----- Supplied entries

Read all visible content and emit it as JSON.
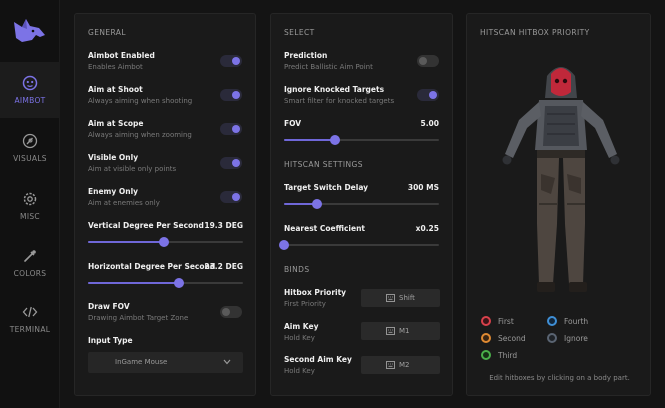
{
  "sidebar": {
    "items": [
      {
        "label": "AIMBOT",
        "icon": "aimbot-face-icon",
        "active": true
      },
      {
        "label": "VISUALS",
        "icon": "visuals-eye-icon"
      },
      {
        "label": "MISC",
        "icon": "gear-icon"
      },
      {
        "label": "COLORS",
        "icon": "eyedropper-icon"
      },
      {
        "label": "TERMINAL",
        "icon": "code-brackets-icon"
      }
    ]
  },
  "colors": {
    "accent": "#7c73e6",
    "panel": "#1a1a1a",
    "background": "#141414"
  },
  "general": {
    "title": "GENERAL",
    "toggles": [
      {
        "title": "Aimbot Enabled",
        "subtitle": "Enables Aimbot",
        "on": true
      },
      {
        "title": "Aim at Shoot",
        "subtitle": "Always aiming when shooting",
        "on": true
      },
      {
        "title": "Aim at Scope",
        "subtitle": "Always aiming when zooming",
        "on": true
      },
      {
        "title": "Visible Only",
        "subtitle": "Aim at visible only points",
        "on": true
      },
      {
        "title": "Enemy Only",
        "subtitle": "Aim at enemies only",
        "on": true
      }
    ],
    "sliders": [
      {
        "title": "Vertical Degree Per Second",
        "value": "19.3 DEG",
        "fraction": 0.49
      },
      {
        "title": "Horizontal Degree Per Second",
        "value": "23.2 DEG",
        "fraction": 0.59
      }
    ],
    "draw_fov": {
      "title": "Draw FOV",
      "subtitle": "Drawing Aimbot Target Zone",
      "on": false
    },
    "input_type": {
      "label": "Input Type",
      "value": "InGame Mouse"
    }
  },
  "select": {
    "title": "SELECT",
    "toggles": [
      {
        "title": "Prediction",
        "subtitle": "Predict Ballistic Aim Point",
        "on": false
      },
      {
        "title": "Ignore Knocked Targets",
        "subtitle": "Smart filter for knocked targets",
        "on": true
      }
    ],
    "fov": {
      "title": "FOV",
      "value": "5.00",
      "fraction": 0.33
    },
    "hitscan_title": "HITSCAN SETTINGS",
    "hitscan_sliders": [
      {
        "title": "Target Switch Delay",
        "value": "300 MS",
        "fraction": 0.21
      },
      {
        "title": "Nearest Coefficient",
        "value": "x0.25",
        "fraction": 0.0
      }
    ],
    "binds_title": "BINDS",
    "binds": [
      {
        "title": "Hitbox Priority",
        "subtitle": "First Priority",
        "key": "Shift"
      },
      {
        "title": "Aim Key",
        "subtitle": "Hold Key",
        "key": "M1"
      },
      {
        "title": "Second Aim Key",
        "subtitle": "Hold Key",
        "key": "M2"
      }
    ]
  },
  "hitbox": {
    "title": "HITSCAN HITBOX PRIORITY",
    "legend": [
      {
        "label": "First",
        "color": "#d9414b"
      },
      {
        "label": "Fourth",
        "color": "#3f8fd6"
      },
      {
        "label": "Second",
        "color": "#e08a32"
      },
      {
        "label": "Ignore",
        "color": "#5a6472"
      },
      {
        "label": "Third",
        "color": "#4ab04a"
      }
    ],
    "hint": "Edit hitboxes by clicking on a body part."
  }
}
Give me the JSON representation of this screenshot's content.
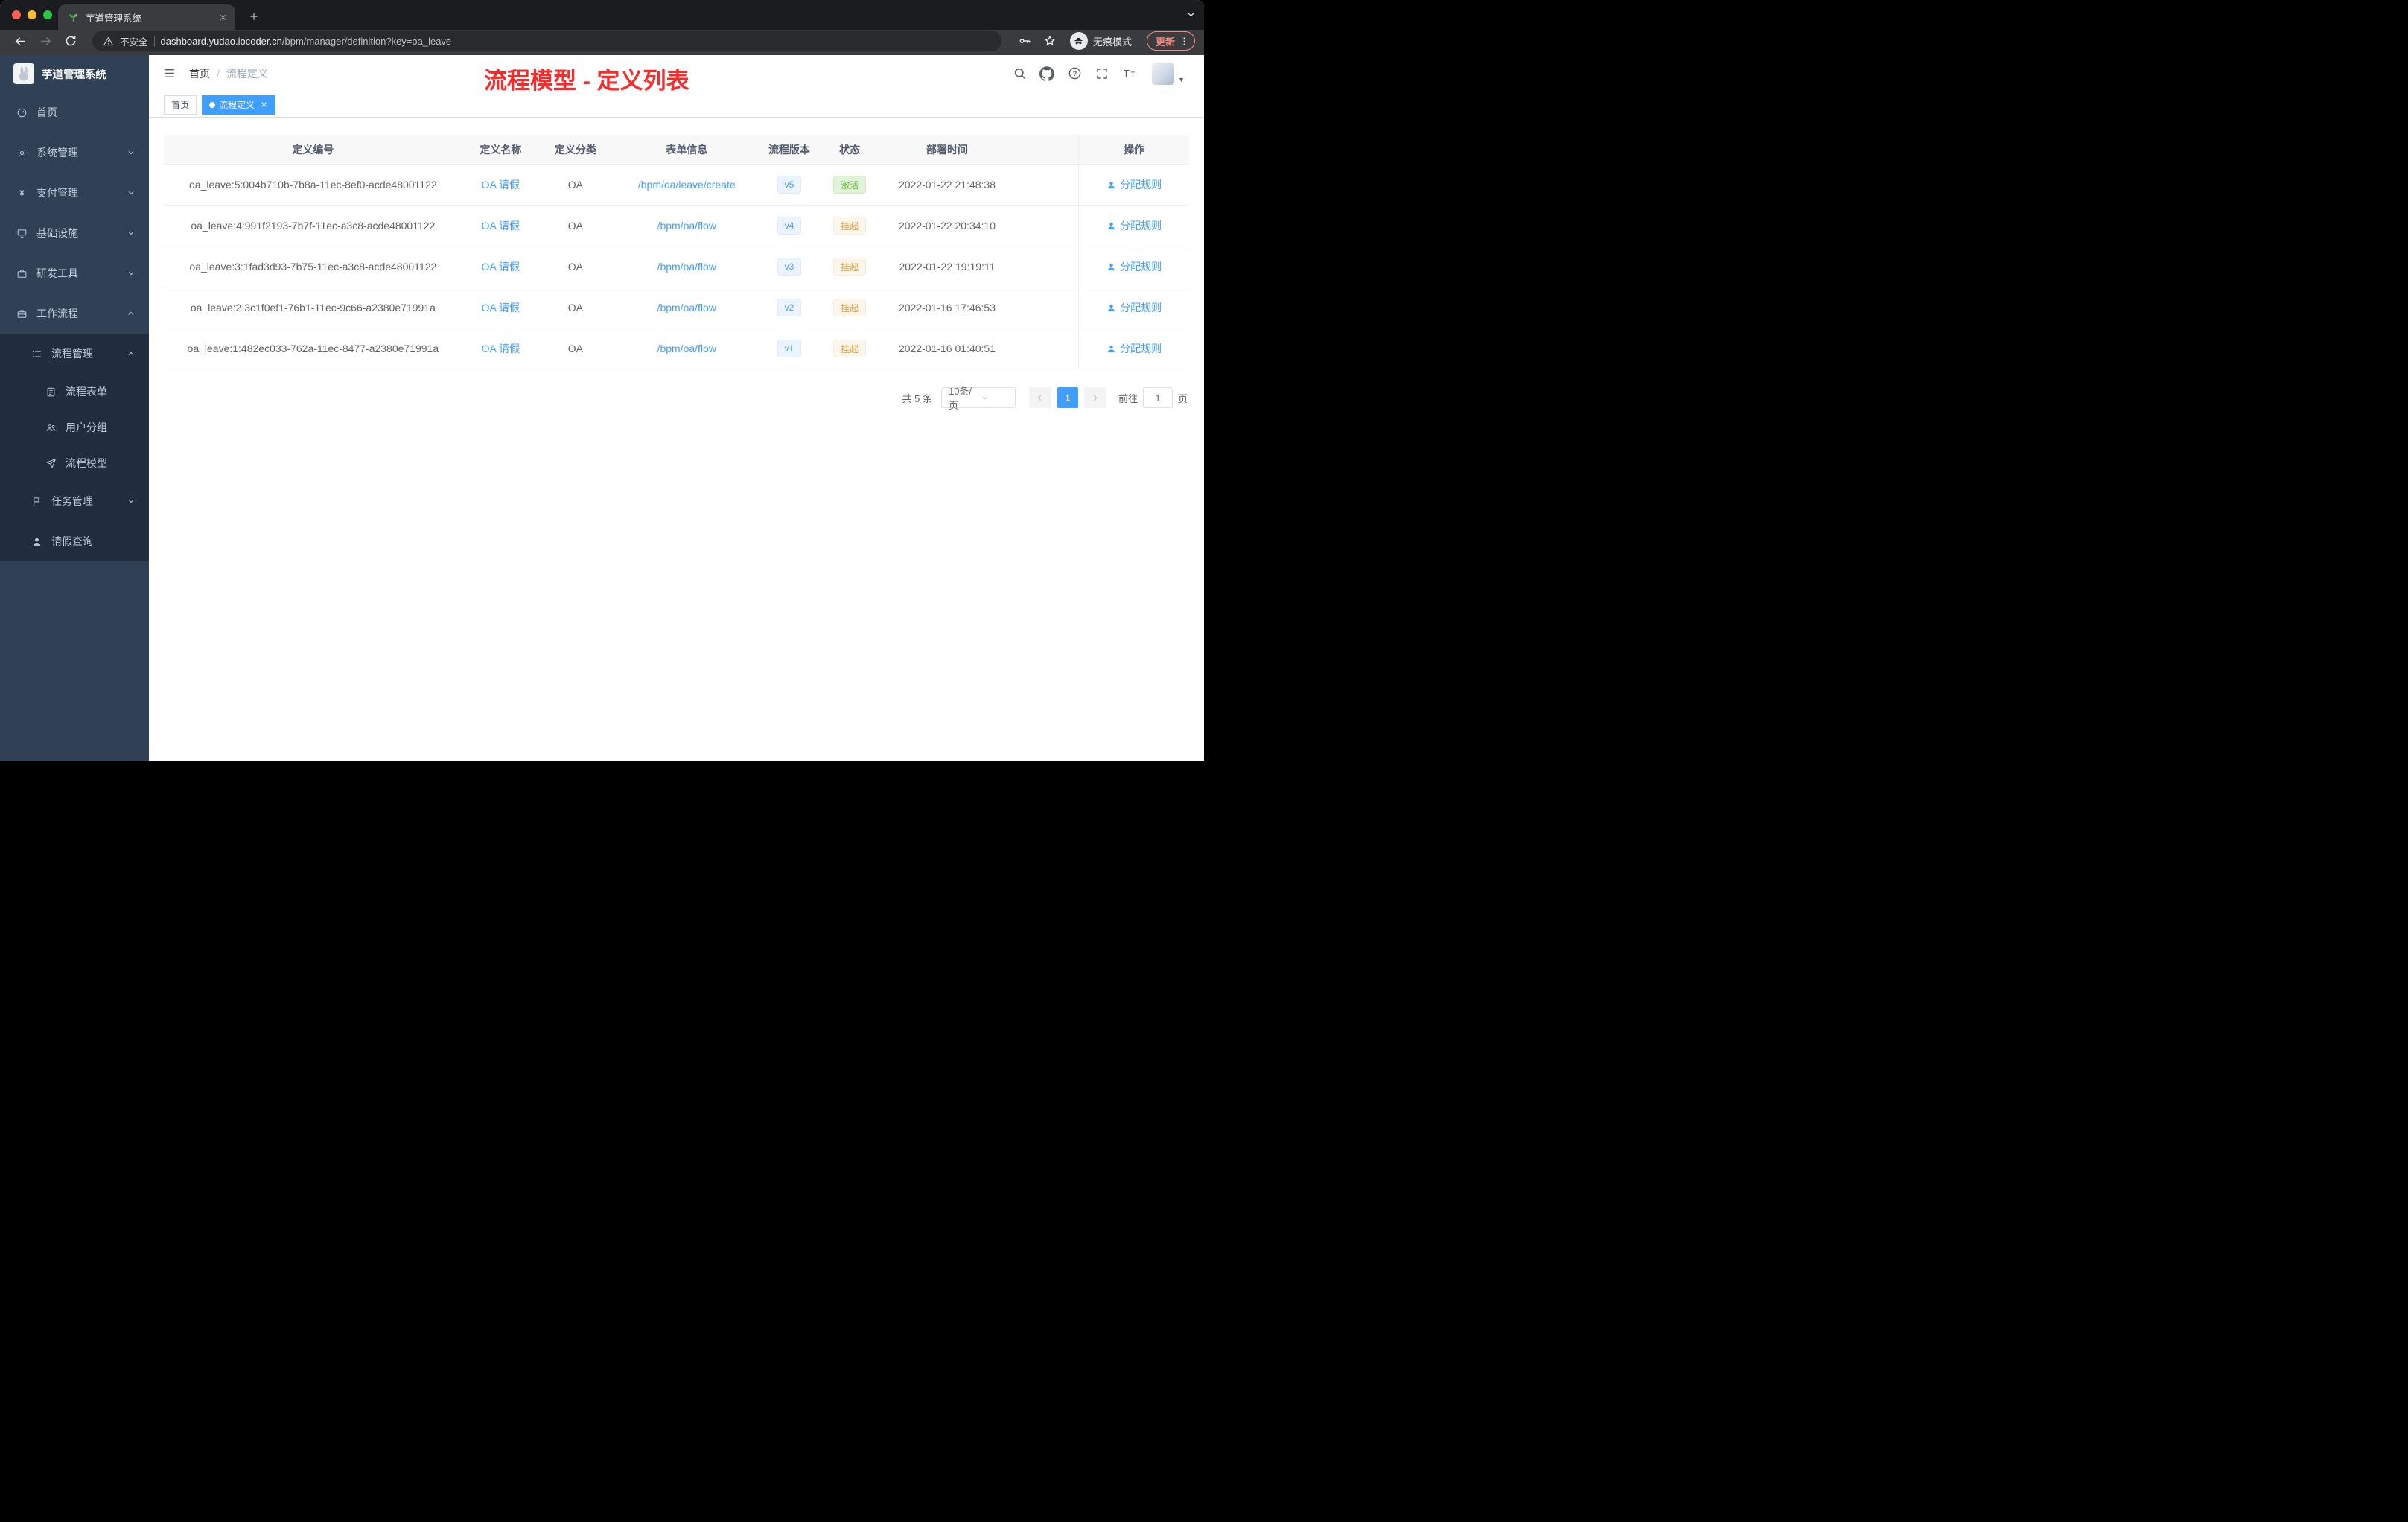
{
  "browser": {
    "tab_title": "芋道管理系统",
    "security_label": "不安全",
    "url_host": "dashboard.yudao.iocoder.cn",
    "url_path": "/bpm/manager/definition?key=oa_leave",
    "incognito_label": "无痕模式",
    "update_label": "更新"
  },
  "sidebar": {
    "logo_title": "芋道管理系统",
    "menu": [
      {
        "label": "首页",
        "level": 1
      },
      {
        "label": "系统管理",
        "level": 1,
        "arrow": "down"
      },
      {
        "label": "支付管理",
        "level": 1,
        "arrow": "down"
      },
      {
        "label": "基础设施",
        "level": 1,
        "arrow": "down"
      },
      {
        "label": "研发工具",
        "level": 1,
        "arrow": "down"
      },
      {
        "label": "工作流程",
        "level": 1,
        "arrow": "up",
        "expanded": true
      },
      {
        "label": "流程管理",
        "level": 2,
        "arrow": "up",
        "expanded": true
      },
      {
        "label": "流程表单",
        "level": 3
      },
      {
        "label": "用户分组",
        "level": 3
      },
      {
        "label": "流程模型",
        "level": 3
      },
      {
        "label": "任务管理",
        "level": 2,
        "arrow": "down"
      },
      {
        "label": "请假查询",
        "level": 2
      }
    ]
  },
  "header": {
    "breadcrumb": [
      "首页",
      "流程定义"
    ],
    "separator": "/",
    "annotation": "流程模型 - 定义列表"
  },
  "tags": [
    {
      "label": "首页",
      "active": false
    },
    {
      "label": "流程定义",
      "active": true
    }
  ],
  "table": {
    "columns": [
      "定义编号",
      "定义名称",
      "定义分类",
      "表单信息",
      "流程版本",
      "状态",
      "部署时间",
      "操作"
    ],
    "rows": [
      {
        "id": "oa_leave:5:004b710b-7b8a-11ec-8ef0-acde48001122",
        "name": "OA 请假",
        "category": "OA",
        "form": "/bpm/oa/leave/create",
        "version": "v5",
        "status": "激活",
        "status_type": "success",
        "deploy_time": "2022-01-22 21:48:38",
        "action": "分配规则"
      },
      {
        "id": "oa_leave:4:991f2193-7b7f-11ec-a3c8-acde48001122",
        "name": "OA 请假",
        "category": "OA",
        "form": "/bpm/oa/flow",
        "version": "v4",
        "status": "挂起",
        "status_type": "warning",
        "deploy_time": "2022-01-22 20:34:10",
        "action": "分配规则"
      },
      {
        "id": "oa_leave:3:1fad3d93-7b75-11ec-a3c8-acde48001122",
        "name": "OA 请假",
        "category": "OA",
        "form": "/bpm/oa/flow",
        "version": "v3",
        "status": "挂起",
        "status_type": "warning",
        "deploy_time": "2022-01-22 19:19:11",
        "action": "分配规则"
      },
      {
        "id": "oa_leave:2:3c1f0ef1-76b1-11ec-9c66-a2380e71991a",
        "name": "OA 请假",
        "category": "OA",
        "form": "/bpm/oa/flow",
        "version": "v2",
        "status": "挂起",
        "status_type": "warning",
        "deploy_time": "2022-01-16 17:46:53",
        "action": "分配规则"
      },
      {
        "id": "oa_leave:1:482ec033-762a-11ec-8477-a2380e71991a",
        "name": "OA 请假",
        "category": "OA",
        "form": "/bpm/oa/flow",
        "version": "v1",
        "status": "挂起",
        "status_type": "warning",
        "deploy_time": "2022-01-16 01:40:51",
        "action": "分配规则"
      }
    ]
  },
  "pagination": {
    "total_label": "共 5 条",
    "page_size": "10条/页",
    "current_page": "1",
    "goto_label": "前往",
    "goto_value": "1",
    "page_unit": "页"
  },
  "colors": {
    "accent_blue": "#409eff",
    "success_green": "#67c23a",
    "warning_orange": "#e6a23c",
    "annotation_red": "#fb2a2a",
    "sidebar_bg": "#304156",
    "submenu_bg": "#1f2d3d",
    "incognito_update_red": "#f28b82"
  },
  "icons": {
    "tab_favicon": "seedling-icon",
    "toolbar": [
      "back-icon",
      "forward-icon",
      "reload-icon",
      "warning-icon",
      "key-icon",
      "star-icon",
      "incognito-icon",
      "more-vertical-icon"
    ],
    "navbar": [
      "hamburger-icon",
      "search-icon",
      "github-icon",
      "question-icon",
      "fullscreen-icon",
      "font-size-icon",
      "caret-down-icon"
    ],
    "sidebar": [
      "dashboard-icon",
      "gear-icon",
      "yen-icon",
      "infrastructure-icon",
      "toolbox-icon",
      "workflow-icon",
      "process-list-icon",
      "form-icon",
      "user-group-icon",
      "send-icon",
      "task-flag-icon",
      "user-icon"
    ],
    "table_action": "user-icon"
  }
}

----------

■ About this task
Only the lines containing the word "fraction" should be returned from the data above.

■ Solution for this exercise
        "fraction": 0.49
        "fraction": 0.59
      "fraction": 0.33
        "fraction": 0.21
        "fraction": 0.0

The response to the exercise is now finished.